Sarah Peters AN ’02

Emma Pfeiffer SF ’11

Laura Pinson AN ’06

Emma Plaut AN ’07

Alexandria Plunkett AN ’14

Heather Pool SF/AN ’96

Hiram Powers-Heaven AN ’02

Marjorie Rathgeber AN ’03

Alexandra Raudonis-Blicker AN ’14

Isabel (Van Dyke) Ray SF ’08

John Reed AN/SF ’03

Vincent Reese AN ’14

Julie Rehmeyer SF ’92; SF, Tutor ’98–’05

Shannon Reilley SF ’09

Sarah Roberts AN ’04

Rebekah Ross SF ’07

Leila Saad AN ’15

Katelin Safford AN ’18

Andrew Sarazin AN ’01

Elizabeth Sarazin AN ’01

Nancy Schaefer Mihlon AN ’05

Camellia Schinner SF ’18

Rebecca Schunior AN ’99

Michael Schneider SF ’01

Gregory Schroeder AN ’06

Jeff Schwartz AN ’90

Esa Sclafani AN ’13

Melissa Matthews Sedlis AN ’73

Jessie Seiler AN ’08

Kimberly Serratos AN ’16 / GIEC ’17

Andrew Shields AN ’08

Jon Kara Shields SF/AN ’08

Martin Sherman-Marks AN ’04

Alena Sinacola AN ’05

Rowan Sinclair-Gregg SF ’18

Isaac Smith AN ’03

Namara Smith SF ’07

Caroline Snizek AN ’15

Patricia Sollars SF/AN ’80

Jane Spear AN ’73

Thomas Springer AN ’18

Erik Stadnik AN ’01

Jessica Steer AN ’13

Felicitas Steinhoff SF ’07

Robin Stevens SF ’15

Deb Streusand AN ’07

Schuyler Sturm AN ’08

Elizabeth Sudduth AN ’99

Jennifer Swaim AN ’95

Amy Taylor AN ’05

Jacob Thomas AN ’05

Hayley Thompson AN ’08

Rhianna Toner AN ’12

Holly Torgerson AN ’06

Nathaniel Torrey AN ’11

Yosef Trachtenberg AN ’15

Kathryn Trojanowski AN ’18

Kelly Trop AN ’11

Neal Turnquist SF ’04

Tiffany Tyrrell AN ’03

Sarah Uhlman SF ’10

Thaddeus Urban SF ’06

Stefan Vasic AN ’17

Anne Scott Vela AN ’00

Forrest Venable SF ’11

Liz Silverman Villani AN ’07

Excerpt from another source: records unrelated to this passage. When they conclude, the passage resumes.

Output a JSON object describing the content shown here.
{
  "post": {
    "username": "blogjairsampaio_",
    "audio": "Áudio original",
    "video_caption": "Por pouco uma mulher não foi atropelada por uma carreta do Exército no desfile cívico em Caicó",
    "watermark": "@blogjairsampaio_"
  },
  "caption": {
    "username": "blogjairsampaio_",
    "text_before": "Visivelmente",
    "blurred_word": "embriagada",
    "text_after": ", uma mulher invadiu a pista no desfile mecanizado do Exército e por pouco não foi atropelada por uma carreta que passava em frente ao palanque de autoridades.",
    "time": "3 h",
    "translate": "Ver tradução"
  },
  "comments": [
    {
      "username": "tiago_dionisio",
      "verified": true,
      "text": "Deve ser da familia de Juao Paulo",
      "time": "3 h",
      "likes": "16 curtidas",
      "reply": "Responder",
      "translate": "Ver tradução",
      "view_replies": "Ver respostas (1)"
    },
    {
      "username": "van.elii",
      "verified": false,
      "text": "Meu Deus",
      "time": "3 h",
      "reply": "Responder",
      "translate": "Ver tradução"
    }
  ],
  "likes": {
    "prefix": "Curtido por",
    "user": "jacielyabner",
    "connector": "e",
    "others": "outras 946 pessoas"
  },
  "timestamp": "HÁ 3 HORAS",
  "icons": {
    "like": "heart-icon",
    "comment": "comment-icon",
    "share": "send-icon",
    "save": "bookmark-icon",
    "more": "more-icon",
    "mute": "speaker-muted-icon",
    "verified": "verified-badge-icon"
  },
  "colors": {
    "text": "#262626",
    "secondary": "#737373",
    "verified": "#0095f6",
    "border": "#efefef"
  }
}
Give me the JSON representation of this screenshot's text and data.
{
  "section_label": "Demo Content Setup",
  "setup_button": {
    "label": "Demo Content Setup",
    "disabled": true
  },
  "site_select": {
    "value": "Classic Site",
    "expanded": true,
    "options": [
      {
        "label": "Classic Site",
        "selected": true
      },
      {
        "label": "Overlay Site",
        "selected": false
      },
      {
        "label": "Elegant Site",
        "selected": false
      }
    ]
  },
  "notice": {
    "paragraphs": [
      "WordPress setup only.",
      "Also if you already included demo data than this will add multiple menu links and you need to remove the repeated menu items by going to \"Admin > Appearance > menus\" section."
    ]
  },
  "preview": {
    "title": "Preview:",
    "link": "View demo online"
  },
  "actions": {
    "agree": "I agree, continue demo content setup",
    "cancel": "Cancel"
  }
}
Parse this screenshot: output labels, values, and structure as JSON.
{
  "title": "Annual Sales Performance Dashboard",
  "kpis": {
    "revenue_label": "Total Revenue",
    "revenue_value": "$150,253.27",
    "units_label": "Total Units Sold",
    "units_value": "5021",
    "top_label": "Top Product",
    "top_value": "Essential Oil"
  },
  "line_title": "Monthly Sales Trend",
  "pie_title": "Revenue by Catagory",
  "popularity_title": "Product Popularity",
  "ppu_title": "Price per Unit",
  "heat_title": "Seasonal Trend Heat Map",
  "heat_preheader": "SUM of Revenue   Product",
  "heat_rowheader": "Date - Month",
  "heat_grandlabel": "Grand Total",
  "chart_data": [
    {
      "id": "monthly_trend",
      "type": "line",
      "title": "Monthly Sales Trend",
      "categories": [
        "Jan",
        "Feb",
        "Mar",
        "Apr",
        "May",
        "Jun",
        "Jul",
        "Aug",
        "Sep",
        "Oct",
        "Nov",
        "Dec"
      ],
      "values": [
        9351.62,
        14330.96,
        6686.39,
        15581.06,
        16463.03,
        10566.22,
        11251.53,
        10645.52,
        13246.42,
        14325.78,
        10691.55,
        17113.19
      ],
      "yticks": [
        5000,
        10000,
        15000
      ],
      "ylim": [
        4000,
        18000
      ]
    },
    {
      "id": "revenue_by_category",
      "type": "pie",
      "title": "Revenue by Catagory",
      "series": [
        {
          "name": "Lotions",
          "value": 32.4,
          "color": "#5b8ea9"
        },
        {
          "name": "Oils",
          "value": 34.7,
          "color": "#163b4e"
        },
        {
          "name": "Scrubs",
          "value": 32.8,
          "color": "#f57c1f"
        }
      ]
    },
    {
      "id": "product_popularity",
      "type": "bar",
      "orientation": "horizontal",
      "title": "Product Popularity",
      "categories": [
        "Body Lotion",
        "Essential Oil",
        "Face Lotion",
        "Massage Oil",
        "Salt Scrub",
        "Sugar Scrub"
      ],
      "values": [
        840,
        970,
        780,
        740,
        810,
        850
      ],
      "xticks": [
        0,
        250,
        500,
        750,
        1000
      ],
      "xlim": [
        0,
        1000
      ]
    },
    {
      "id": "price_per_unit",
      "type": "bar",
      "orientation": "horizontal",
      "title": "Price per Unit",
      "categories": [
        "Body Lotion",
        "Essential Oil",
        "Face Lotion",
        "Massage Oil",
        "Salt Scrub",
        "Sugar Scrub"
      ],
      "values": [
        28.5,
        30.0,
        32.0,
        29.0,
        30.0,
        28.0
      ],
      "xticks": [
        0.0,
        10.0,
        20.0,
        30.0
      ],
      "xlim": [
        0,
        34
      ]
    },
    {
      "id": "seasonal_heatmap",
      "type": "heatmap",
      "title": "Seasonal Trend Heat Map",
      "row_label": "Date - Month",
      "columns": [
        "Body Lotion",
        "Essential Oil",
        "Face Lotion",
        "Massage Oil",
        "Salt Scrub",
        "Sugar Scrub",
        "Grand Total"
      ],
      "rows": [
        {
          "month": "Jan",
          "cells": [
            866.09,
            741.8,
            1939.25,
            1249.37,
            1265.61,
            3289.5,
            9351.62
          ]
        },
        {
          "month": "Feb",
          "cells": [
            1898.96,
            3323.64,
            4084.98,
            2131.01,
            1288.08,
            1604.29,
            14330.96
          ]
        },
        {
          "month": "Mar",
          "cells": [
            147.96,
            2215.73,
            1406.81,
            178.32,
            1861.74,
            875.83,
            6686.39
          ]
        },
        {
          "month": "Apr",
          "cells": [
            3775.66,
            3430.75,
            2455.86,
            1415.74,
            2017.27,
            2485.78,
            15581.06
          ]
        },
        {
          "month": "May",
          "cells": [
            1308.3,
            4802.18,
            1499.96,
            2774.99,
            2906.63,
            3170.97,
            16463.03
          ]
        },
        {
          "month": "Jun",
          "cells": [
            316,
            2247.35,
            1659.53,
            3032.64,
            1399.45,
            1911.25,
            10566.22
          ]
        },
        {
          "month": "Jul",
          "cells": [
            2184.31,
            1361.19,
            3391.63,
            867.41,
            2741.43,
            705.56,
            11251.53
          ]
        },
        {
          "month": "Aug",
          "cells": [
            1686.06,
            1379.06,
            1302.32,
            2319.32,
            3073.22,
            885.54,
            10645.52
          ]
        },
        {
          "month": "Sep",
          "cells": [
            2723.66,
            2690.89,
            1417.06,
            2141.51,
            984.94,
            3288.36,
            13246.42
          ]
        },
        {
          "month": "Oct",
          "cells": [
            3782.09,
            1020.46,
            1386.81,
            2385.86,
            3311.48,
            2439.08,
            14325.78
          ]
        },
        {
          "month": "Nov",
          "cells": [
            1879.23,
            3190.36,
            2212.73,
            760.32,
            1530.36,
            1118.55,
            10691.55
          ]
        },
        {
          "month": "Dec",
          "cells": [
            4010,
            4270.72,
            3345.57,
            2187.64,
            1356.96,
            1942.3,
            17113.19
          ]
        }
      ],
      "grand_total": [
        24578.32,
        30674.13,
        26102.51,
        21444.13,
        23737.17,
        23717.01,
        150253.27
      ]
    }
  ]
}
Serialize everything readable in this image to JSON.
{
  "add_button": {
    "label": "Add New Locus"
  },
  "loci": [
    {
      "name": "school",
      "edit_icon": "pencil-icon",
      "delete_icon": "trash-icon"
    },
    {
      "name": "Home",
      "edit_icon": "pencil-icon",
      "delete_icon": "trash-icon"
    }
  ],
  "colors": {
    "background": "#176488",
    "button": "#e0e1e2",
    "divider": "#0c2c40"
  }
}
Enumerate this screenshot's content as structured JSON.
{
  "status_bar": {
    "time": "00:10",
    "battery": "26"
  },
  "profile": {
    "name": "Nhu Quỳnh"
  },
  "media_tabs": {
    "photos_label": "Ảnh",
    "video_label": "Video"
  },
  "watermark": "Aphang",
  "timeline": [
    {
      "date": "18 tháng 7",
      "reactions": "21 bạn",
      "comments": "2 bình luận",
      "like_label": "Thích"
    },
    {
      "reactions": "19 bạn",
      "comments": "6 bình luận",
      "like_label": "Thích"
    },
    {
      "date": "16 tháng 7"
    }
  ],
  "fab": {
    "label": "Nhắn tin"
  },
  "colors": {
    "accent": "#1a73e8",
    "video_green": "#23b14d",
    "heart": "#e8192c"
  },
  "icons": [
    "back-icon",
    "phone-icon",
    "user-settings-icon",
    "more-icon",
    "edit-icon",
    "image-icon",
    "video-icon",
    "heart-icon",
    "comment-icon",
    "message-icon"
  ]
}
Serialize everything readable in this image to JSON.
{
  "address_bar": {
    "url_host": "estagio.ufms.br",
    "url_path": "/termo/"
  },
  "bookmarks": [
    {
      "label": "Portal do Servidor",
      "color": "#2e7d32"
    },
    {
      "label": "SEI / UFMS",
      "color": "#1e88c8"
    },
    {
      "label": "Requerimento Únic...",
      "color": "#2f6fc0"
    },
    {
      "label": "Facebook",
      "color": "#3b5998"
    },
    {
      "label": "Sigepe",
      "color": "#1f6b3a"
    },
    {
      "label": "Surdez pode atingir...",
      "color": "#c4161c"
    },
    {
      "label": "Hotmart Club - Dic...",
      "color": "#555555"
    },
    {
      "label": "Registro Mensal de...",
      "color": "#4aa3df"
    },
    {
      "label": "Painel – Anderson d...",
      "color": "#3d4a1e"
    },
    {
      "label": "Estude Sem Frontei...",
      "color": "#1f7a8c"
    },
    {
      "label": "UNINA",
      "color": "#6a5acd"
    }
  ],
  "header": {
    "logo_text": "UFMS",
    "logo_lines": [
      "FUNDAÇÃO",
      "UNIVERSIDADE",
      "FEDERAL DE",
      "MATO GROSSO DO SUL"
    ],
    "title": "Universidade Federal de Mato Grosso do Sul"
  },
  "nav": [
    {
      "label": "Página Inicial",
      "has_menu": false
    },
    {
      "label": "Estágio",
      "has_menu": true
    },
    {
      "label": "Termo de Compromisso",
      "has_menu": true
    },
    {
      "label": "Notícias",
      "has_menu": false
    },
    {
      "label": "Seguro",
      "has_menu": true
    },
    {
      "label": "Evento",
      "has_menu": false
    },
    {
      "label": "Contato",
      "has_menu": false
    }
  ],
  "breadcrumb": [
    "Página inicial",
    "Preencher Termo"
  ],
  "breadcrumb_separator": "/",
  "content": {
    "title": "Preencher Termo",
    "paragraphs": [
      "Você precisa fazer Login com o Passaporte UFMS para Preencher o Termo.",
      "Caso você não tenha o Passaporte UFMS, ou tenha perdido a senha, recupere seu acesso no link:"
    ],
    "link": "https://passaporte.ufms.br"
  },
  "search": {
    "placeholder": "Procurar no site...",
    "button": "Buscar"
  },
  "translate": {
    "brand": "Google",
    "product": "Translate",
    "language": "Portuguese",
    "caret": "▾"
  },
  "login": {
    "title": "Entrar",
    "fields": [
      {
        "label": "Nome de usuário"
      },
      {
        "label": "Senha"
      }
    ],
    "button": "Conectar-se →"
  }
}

Suzanne Vito AN/SF ’95

Sara Wagner AN ’08

Sarah Walker SF ’08

James Walley AN ’78

Alexandra Walling AN ’12

Carolyn Walsh AN ’09

Samantha Warburton AN ’03

Serena Washington AN ’07

Isaac Weiner AN ’05

Kathryn Weiner AN ’06

Emily Westacott AN ’15

Sarah Wetherson AN ’89

Sarah White AN ’10

Sonia Wisniewski AN ’03

Michael Wolfe AN ’15

Joseph Wood AN ’12

Ronnie Yeh SF ’01

Audra Zook AN ’13